 – GOM  

Redefining Modesty

The modesty debate runs sternly through any Christian circle, from the “modesty-means-dressing-fashionably-as-long-as-you-don’t-show-too-much” camp, which I more or less ascribe to, to the “if-it’s-not-a-denim-sack-you’re-going-to-hell” camp, which I find more repugnant and opposed to the human person than its total secular opposite. But in all cases, I think the debate is being argued from the wrong direction, or to be more precise, the opposite direction. Modesty, like chastity, has become a negative virtue, much more full of “thou shalt nots” than “thou shalts.” This is sad, because I feel looking at modesty or chastity from this perspective is a poverty of understanding, which, while it might avoid sin, leads to no great virtue.

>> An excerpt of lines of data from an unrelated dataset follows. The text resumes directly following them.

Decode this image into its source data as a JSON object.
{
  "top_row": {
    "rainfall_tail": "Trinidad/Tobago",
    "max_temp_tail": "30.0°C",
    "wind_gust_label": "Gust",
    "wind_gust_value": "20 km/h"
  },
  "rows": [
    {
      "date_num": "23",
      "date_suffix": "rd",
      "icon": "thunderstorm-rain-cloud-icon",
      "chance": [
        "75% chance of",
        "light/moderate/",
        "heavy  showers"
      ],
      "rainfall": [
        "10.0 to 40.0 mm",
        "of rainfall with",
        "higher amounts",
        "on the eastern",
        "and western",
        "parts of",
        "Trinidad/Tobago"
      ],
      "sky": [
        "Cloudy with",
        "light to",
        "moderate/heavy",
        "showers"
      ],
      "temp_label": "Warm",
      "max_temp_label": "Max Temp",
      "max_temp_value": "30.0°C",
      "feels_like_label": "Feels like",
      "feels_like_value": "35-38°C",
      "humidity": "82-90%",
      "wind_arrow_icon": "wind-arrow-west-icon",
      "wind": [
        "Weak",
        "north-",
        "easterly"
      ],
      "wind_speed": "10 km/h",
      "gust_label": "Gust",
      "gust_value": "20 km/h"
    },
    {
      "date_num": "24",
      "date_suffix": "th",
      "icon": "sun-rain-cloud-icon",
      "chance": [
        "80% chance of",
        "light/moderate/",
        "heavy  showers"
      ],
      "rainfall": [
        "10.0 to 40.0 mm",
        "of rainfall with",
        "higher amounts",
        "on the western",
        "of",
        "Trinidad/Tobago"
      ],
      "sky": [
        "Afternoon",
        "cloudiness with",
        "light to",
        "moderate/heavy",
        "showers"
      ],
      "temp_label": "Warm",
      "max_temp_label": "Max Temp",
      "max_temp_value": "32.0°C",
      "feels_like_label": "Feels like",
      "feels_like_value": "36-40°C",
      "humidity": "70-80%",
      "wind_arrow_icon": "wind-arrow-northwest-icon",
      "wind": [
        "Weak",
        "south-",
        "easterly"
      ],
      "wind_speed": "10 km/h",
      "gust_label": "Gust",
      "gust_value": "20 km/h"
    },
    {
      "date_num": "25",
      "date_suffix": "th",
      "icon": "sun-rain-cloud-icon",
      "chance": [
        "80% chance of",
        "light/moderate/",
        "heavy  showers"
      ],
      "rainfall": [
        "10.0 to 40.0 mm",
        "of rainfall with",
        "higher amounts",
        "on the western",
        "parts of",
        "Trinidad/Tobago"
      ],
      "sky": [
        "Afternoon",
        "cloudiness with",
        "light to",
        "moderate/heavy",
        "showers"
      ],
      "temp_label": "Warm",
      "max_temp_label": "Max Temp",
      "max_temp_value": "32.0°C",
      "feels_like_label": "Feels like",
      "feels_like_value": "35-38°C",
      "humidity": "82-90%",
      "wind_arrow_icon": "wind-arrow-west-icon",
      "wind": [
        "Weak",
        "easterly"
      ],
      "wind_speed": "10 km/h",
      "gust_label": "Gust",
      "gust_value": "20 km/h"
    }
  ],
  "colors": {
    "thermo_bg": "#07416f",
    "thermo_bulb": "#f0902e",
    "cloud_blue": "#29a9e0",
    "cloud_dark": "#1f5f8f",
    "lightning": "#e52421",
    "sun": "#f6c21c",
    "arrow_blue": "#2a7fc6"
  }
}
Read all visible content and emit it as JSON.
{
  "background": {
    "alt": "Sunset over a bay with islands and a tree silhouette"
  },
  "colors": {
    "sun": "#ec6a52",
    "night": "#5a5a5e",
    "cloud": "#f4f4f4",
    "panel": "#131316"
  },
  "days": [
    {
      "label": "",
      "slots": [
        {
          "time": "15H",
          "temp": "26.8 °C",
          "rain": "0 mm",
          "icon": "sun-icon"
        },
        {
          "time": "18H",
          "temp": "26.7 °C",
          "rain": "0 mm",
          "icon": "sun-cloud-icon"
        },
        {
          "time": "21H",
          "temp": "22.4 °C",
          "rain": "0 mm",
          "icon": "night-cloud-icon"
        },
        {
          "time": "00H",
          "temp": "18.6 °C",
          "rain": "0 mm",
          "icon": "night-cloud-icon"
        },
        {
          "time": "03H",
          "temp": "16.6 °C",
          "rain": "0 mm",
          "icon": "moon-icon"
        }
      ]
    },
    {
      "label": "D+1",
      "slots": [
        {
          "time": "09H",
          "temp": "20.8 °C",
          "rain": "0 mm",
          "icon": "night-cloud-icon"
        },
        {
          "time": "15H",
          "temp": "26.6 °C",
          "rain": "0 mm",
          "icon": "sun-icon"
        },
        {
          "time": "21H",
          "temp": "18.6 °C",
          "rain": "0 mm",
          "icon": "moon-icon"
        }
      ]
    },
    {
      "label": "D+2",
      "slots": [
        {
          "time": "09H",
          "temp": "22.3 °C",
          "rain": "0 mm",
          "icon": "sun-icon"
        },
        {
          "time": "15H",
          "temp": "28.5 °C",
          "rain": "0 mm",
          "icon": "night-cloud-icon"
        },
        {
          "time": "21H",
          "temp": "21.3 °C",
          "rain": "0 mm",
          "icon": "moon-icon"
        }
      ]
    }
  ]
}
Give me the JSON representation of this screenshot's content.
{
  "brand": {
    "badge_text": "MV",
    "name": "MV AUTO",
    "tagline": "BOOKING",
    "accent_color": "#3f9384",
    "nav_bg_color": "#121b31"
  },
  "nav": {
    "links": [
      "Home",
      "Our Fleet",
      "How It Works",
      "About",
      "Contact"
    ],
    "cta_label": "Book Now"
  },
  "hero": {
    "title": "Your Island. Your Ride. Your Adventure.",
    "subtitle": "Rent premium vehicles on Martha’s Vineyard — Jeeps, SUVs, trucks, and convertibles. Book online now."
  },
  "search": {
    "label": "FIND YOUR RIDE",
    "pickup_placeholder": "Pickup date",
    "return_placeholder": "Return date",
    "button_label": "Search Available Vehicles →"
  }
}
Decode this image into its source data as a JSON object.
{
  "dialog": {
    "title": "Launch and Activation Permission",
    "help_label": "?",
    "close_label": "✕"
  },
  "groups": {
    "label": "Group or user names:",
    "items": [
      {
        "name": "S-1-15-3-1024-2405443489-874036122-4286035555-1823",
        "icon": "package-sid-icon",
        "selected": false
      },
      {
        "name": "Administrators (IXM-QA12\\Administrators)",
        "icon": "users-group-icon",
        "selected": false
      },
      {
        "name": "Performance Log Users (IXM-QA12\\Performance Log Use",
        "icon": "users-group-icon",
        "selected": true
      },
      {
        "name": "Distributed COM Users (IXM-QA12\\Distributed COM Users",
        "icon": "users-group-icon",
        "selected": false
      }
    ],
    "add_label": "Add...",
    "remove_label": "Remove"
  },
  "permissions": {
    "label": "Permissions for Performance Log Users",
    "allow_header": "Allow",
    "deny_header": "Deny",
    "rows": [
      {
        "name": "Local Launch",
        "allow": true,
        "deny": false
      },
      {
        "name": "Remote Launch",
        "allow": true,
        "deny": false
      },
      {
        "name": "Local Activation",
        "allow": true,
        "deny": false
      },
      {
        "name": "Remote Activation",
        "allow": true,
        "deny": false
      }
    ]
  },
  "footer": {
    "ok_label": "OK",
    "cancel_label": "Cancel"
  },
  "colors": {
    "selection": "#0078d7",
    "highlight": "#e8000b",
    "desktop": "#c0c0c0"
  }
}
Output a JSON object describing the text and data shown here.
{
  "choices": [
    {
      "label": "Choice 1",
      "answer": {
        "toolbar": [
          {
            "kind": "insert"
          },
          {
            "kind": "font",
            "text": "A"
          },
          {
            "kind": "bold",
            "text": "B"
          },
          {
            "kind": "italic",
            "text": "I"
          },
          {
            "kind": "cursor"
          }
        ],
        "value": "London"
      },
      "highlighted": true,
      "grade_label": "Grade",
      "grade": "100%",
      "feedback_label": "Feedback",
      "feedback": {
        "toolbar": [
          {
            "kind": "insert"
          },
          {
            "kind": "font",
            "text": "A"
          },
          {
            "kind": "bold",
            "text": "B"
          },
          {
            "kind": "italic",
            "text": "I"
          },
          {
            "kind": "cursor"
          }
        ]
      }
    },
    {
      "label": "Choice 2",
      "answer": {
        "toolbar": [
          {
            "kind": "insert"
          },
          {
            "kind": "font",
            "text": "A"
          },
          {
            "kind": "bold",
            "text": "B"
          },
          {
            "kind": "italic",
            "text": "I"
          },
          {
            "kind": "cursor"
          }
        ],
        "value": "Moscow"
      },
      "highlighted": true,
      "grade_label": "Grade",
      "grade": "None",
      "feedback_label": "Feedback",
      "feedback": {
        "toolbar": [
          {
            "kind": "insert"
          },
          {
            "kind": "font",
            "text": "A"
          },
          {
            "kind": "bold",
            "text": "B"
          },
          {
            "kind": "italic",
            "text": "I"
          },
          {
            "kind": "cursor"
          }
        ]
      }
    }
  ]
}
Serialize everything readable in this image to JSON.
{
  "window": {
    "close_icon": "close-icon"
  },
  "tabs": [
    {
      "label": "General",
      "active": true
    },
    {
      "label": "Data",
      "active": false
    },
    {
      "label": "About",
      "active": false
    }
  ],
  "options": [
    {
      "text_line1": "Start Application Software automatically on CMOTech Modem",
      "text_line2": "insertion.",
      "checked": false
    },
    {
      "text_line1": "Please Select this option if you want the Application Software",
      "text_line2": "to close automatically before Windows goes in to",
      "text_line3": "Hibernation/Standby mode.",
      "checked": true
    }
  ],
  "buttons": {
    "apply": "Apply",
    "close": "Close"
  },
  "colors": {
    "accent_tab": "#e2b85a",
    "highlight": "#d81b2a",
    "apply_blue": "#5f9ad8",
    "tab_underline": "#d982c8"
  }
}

As Lewis notes in The Great Divorce, the passion of lust is but a weakly substitute for the true, good and pure sexual passion which may be born when lust is killed. What is wrong with secularism is that it never gets past lust. What is wrong with Christians’ response is that they never get past condemning the lust and moving on to ponder what the virtue actually is. If this is true of chastity, it is doubly true of modesty, which has most faithful Christians, many better than myself, tied in knots over trivialities that don’t begin to approach the real virtue. One hears long debates as to whether a skirt may fall above or below the knee (I don’t know who thinks knees are so alluring anyway), whether pants are quite feminine enough, and I don’t even want to touch the issue of leggings. I even knew one fervent Christian group that forbade its young ladies to show their collar-bones. I don’t know what they expect will happen to their young men when they greet the world at large with vague ideas of sexualized collar-bones. These measures, while they may avoid sin, also avoid any real comprehension of modesty, which I hold to be an internal virtue much more than an external. The same with chastity.

Both virtues have to do with seeing value of the human person; modesty with recognizing your own value, and chastity with recognizing everybody else’s. This recognition is reflected in exterior actions—how we dress, how we interact sexually, etc. But such actions, or lack of action, are merely a reflection of the actual virtue, not the virtue itself. You can exercise abstinence without any appreciation for the multitude of people you aren’t sleeping with. But merely not dressing badly or not being promiscuous has about as much to do with virtue as not shooting your wife has to do with love. The purpose of this blog will be to explore the actual internal form of the virtue of modesty, and also chastity insofar as it relates to modesty. One last note, I don’t ascribe to any hard and fast rules on what is acceptable dress, although certainly some things are right out. Certain things, such as two piece swim-suits I see more as possibly unwise, but not necessarily wrong. I’ve seen bikinis worn with more perfect modesty than the most dour one-pieces. Denim sacks fail to realize the beauty of the human person just as much as thongs, possibly more so, for the one at least acknowledges its beauty even if it mistreats it, while the other would present the body’s beauty as something intrinsically evil, which is in my opinion the greater error.

– GOM